FILE - A Yemeni woman suspected of being infected with cholera receives treatment at a hospital in the capital Sanaa. VOA

The World Health Organization (WHO) warns Yemen may be on the verge of another cholera epidemic, which could be deadlier than previous ones because of widespread malnutrition in the war-torn country.

Yemen has had two major waves of cholera epidemics in recent years.

The World Health Organization reports that an increasing number of cases in several heavily populated areas over the past few weeks indicate the country may be on the cusp of a third major wave of this deadly disease.

WHO’s emergency response chief, Peter Salama, told VOA another cholera epidemic is likely to be more life-threatening than the previous ones because the population is seriously weakened after three years of civil war.
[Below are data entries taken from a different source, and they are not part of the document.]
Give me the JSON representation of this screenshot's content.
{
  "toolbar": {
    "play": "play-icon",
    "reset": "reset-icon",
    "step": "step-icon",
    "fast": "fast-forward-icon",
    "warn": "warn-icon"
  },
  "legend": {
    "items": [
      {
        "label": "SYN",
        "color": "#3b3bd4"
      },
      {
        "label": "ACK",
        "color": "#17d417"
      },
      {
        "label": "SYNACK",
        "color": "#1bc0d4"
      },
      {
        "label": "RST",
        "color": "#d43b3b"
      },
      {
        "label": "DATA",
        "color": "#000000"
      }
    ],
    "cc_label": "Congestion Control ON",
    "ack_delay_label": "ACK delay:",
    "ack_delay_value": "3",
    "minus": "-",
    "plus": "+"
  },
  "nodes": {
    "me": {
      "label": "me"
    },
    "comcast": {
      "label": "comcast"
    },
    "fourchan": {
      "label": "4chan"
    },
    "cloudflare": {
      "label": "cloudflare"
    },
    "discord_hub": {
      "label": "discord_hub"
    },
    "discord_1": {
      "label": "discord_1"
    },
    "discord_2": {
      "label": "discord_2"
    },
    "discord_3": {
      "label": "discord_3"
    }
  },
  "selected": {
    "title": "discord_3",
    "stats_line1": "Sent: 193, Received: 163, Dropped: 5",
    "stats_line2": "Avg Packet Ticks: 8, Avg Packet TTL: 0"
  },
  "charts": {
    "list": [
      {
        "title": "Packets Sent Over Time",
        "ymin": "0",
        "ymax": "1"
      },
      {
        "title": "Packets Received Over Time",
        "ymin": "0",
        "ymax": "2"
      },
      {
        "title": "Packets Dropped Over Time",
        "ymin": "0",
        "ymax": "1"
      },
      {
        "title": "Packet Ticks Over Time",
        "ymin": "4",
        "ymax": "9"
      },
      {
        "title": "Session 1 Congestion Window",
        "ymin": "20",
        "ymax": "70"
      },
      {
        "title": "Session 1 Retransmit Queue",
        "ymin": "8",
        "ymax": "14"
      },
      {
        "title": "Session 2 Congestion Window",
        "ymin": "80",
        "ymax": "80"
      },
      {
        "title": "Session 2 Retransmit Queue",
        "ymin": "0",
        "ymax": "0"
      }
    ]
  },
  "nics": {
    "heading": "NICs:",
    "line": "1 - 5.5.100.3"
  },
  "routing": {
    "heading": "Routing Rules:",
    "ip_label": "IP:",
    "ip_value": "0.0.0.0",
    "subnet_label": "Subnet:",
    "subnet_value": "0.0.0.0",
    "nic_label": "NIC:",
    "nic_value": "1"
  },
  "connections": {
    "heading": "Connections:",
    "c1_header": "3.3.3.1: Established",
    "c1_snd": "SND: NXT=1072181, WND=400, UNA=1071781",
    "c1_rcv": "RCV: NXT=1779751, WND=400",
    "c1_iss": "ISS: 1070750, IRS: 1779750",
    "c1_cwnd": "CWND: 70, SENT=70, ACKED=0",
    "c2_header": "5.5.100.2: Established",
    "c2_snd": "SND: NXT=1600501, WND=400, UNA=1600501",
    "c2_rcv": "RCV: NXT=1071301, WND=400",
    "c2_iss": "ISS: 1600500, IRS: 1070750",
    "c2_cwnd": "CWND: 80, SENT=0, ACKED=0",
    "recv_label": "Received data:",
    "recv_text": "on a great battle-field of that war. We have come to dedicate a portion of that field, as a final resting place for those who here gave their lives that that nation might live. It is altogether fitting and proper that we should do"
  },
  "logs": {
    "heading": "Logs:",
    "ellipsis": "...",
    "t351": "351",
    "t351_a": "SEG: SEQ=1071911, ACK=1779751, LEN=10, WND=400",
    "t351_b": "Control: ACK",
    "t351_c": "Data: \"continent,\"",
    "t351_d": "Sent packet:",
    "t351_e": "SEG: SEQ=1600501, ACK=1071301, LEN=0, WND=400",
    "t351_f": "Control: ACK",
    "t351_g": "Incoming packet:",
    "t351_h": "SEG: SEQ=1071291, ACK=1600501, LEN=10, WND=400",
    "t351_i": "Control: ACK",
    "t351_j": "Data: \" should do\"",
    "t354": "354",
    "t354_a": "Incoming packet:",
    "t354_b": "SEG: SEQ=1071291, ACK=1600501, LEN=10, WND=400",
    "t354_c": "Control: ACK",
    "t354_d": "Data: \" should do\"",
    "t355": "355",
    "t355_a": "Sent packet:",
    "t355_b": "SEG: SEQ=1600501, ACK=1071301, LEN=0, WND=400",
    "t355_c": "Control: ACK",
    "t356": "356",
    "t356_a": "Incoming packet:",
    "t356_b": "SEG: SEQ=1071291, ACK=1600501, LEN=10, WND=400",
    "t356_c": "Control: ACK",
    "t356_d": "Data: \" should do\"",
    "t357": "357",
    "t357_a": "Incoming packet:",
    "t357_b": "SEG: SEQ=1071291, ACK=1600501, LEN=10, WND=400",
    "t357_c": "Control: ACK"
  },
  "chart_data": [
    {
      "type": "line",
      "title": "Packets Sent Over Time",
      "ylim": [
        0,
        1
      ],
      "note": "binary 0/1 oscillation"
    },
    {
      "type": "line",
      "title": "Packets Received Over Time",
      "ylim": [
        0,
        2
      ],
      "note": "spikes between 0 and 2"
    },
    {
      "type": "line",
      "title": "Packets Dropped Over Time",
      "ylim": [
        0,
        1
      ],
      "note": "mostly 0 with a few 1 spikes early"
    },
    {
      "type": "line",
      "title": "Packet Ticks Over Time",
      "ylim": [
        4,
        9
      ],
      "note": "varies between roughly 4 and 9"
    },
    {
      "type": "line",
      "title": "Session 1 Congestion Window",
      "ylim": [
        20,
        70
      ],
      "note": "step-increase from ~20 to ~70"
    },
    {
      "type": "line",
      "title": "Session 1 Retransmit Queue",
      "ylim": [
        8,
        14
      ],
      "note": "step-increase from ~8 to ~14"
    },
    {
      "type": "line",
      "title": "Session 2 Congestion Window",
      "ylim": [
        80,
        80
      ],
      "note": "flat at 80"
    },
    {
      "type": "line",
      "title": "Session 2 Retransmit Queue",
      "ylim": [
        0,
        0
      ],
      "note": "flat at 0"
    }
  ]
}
Fighting has been raging between the government and rebel forces.

FILE - Public health workers spray insecticide amid fears of a new cholera outbreak in Sanaa, Yemen. VOA
FILE – Public health workers spray insecticide amid fears of a new cholera outbreak in Sanaa, Yemen. VOA

“What we are likely to see is that interplay with cholera and malnutrition occurring more and more and food insecurity,” he said. “And, not only more cases because of that, but even higher death rates among the cholera cases that do occur because people just do not have the physical resources to fight the disease any longer.”

Also Read: WHO: Breastfeeding Gives Babies The Best Start in Life

The United Nations is calling for three days of tranquillity between August 4 and 6. It wants the warring parties to stop fighting during this period so WHO and its partners can carry out a massive oral cholera vaccination campaign.

Salama said 3,000 health workers are being mobilized in three districts in northern Yemen. Their aim is to vaccinate more than 500,000 individuals above the age of one. Last year, cholera cases in Yemen topped one million in the world’s worst outbreak of the disease. (VOA)